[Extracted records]
^^^^^^^^
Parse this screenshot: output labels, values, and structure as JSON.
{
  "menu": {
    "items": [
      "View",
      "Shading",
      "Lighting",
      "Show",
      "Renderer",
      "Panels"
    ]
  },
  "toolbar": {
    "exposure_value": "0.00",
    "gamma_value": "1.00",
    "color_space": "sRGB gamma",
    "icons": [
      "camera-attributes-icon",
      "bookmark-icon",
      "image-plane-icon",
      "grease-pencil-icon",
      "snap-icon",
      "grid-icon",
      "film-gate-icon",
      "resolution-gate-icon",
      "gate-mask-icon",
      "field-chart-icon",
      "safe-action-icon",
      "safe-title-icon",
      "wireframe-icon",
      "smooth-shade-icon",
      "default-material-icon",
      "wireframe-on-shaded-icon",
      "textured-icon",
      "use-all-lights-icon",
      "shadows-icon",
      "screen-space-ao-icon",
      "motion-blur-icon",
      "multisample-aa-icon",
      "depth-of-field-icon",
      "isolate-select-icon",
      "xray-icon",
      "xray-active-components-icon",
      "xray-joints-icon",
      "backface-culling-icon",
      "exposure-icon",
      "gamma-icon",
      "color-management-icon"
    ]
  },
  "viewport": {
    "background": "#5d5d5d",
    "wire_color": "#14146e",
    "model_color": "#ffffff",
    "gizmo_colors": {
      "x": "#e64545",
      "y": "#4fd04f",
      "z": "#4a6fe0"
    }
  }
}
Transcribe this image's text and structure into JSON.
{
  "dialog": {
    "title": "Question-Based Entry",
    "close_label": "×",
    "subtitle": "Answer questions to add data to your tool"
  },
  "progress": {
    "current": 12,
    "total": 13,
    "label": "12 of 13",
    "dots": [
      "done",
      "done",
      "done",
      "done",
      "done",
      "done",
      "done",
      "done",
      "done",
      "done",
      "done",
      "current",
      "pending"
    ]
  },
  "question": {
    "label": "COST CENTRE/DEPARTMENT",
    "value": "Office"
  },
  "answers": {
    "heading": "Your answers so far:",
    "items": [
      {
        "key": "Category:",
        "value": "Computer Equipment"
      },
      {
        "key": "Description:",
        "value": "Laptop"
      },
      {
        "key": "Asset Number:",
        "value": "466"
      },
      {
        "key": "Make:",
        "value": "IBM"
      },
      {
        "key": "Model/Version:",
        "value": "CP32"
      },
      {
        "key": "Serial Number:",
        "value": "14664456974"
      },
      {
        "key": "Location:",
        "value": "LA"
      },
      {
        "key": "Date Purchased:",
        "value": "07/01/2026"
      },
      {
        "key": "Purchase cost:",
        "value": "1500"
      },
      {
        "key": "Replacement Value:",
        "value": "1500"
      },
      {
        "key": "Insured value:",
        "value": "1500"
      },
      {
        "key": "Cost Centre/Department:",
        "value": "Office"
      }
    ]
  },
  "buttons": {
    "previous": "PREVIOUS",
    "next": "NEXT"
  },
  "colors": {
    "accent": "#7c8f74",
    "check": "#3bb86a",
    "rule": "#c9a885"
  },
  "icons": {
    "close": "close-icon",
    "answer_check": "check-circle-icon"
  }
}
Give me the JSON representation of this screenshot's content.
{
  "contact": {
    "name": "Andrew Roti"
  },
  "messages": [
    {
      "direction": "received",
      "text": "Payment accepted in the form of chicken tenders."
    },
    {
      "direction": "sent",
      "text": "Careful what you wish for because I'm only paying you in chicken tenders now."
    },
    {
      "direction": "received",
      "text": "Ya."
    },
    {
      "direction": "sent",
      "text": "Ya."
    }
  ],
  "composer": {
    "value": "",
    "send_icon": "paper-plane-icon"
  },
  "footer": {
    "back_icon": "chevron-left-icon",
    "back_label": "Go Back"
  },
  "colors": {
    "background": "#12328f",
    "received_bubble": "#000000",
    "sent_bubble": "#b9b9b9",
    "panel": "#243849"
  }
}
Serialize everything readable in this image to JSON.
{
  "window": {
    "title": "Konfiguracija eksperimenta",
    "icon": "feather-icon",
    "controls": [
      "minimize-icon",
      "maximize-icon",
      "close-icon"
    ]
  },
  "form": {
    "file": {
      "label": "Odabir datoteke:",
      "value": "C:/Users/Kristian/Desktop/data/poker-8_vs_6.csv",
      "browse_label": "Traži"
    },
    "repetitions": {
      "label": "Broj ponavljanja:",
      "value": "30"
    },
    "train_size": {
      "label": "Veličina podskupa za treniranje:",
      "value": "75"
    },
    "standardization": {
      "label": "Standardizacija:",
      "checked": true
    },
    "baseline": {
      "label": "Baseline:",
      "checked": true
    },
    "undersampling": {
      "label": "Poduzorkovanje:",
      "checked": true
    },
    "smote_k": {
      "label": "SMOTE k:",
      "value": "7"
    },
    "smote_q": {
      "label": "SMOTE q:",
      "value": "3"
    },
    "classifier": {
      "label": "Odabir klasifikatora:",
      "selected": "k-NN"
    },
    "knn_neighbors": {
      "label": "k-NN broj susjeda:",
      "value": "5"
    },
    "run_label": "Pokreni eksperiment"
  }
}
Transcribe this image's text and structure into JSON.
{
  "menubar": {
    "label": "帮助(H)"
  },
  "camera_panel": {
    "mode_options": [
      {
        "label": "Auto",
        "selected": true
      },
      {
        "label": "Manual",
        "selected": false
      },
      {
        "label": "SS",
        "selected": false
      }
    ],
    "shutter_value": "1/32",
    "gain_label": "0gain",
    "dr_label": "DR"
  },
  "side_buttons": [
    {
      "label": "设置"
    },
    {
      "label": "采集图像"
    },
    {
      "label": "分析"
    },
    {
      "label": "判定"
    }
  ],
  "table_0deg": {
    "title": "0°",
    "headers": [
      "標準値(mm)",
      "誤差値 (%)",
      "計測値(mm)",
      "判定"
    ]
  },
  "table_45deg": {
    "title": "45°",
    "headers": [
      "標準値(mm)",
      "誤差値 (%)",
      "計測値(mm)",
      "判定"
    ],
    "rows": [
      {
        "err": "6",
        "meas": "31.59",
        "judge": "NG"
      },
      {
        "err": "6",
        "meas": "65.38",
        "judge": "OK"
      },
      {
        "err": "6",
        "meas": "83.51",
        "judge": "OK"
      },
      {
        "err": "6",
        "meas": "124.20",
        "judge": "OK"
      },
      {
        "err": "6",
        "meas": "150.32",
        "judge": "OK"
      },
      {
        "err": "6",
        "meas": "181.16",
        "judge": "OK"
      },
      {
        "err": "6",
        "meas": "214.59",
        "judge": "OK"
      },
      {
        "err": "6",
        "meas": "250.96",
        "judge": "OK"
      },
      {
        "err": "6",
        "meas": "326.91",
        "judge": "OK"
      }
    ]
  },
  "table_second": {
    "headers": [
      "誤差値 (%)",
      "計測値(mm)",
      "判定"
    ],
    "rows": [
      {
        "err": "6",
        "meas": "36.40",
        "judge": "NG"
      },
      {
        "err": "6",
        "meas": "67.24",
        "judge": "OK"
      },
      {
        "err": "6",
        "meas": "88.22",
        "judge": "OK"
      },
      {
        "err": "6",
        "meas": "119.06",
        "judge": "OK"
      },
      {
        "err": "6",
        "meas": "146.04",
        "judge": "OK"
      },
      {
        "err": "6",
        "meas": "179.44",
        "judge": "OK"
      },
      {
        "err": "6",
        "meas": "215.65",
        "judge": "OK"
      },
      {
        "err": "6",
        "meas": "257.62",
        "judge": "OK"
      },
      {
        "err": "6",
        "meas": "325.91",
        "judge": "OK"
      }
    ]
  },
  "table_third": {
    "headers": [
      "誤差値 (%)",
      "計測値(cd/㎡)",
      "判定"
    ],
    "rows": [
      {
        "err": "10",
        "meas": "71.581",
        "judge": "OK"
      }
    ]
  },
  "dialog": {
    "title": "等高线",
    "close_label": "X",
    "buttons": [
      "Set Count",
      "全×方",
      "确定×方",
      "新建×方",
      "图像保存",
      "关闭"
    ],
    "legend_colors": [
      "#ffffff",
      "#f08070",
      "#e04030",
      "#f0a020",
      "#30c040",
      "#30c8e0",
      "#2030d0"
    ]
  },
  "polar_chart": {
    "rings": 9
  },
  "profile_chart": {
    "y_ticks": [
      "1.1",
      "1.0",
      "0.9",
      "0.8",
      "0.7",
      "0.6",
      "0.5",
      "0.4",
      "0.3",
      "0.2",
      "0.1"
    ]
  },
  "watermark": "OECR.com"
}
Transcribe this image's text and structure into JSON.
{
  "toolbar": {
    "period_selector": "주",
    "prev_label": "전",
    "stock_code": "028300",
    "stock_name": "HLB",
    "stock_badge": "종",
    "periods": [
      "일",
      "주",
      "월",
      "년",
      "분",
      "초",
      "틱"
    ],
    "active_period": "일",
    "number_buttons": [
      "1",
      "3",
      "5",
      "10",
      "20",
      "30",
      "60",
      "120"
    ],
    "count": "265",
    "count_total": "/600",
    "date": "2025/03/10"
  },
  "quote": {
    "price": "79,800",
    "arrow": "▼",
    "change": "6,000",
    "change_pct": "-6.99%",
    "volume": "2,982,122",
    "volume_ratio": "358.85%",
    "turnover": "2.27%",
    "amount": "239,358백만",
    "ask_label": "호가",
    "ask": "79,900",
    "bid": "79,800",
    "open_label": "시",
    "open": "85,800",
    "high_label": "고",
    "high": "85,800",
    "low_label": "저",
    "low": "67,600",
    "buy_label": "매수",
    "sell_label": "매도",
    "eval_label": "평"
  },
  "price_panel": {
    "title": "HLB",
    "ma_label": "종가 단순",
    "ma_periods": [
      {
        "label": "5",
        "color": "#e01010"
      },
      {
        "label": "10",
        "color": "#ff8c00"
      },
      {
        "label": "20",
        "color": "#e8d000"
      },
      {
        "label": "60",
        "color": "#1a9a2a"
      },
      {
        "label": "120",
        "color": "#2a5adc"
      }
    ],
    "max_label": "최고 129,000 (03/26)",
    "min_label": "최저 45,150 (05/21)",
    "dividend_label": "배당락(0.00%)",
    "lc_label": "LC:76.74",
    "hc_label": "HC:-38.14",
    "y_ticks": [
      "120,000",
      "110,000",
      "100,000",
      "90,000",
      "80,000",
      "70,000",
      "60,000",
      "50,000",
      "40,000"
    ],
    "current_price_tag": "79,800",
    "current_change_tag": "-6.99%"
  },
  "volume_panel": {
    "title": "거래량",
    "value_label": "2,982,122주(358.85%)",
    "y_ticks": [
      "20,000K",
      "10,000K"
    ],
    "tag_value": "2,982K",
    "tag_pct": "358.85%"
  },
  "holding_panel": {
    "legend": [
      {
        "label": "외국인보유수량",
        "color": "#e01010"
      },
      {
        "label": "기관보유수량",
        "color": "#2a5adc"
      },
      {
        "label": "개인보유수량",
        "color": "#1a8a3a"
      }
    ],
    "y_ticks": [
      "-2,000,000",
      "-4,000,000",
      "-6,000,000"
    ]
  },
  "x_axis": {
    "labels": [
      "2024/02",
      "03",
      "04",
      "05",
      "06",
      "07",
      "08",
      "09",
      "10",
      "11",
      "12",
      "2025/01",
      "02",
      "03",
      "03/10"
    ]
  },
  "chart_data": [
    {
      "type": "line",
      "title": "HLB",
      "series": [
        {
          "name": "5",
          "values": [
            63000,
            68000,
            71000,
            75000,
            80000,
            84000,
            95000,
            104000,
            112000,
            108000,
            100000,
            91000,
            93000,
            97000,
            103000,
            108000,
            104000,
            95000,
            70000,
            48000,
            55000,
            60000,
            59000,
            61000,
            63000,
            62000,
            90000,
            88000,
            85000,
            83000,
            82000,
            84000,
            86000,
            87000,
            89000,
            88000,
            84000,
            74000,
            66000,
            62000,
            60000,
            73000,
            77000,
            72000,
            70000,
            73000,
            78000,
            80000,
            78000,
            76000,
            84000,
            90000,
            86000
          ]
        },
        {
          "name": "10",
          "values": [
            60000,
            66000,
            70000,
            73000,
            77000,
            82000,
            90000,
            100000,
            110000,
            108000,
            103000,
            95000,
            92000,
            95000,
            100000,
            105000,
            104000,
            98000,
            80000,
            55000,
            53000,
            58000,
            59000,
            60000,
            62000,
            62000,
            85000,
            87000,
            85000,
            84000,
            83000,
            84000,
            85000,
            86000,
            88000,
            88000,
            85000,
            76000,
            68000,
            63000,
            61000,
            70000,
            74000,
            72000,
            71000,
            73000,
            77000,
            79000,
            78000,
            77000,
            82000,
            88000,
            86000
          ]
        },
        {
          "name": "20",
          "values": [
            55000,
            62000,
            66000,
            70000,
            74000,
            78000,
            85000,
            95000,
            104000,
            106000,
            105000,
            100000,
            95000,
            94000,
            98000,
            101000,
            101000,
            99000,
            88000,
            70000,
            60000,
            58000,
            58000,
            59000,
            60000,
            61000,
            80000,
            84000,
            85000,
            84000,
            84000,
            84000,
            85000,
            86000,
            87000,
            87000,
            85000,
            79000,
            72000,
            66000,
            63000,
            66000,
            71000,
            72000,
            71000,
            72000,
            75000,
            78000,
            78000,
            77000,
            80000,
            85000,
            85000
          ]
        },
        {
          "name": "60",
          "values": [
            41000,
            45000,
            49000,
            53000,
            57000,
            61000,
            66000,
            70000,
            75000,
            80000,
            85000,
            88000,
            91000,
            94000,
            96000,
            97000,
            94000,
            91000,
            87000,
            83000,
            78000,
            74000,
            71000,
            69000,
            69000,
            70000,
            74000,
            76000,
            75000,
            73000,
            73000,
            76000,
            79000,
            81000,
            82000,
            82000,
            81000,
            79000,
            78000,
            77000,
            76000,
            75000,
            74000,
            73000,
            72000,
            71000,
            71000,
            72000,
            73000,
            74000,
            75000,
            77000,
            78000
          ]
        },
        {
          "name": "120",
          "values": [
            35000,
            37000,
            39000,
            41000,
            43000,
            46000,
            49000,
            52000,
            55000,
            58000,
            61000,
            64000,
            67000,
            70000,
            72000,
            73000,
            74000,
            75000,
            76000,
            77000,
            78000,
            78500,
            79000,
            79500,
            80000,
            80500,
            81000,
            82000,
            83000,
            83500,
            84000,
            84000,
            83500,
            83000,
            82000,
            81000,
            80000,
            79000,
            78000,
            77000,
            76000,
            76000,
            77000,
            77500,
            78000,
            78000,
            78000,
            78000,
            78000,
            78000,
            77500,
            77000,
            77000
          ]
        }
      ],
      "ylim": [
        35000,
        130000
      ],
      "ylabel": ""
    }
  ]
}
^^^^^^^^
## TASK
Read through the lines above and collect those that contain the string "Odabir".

## RESPONSE TO THIS TASK
      "label": "Odabir datoteke:",
      "label": "Odabir klasifikatora:",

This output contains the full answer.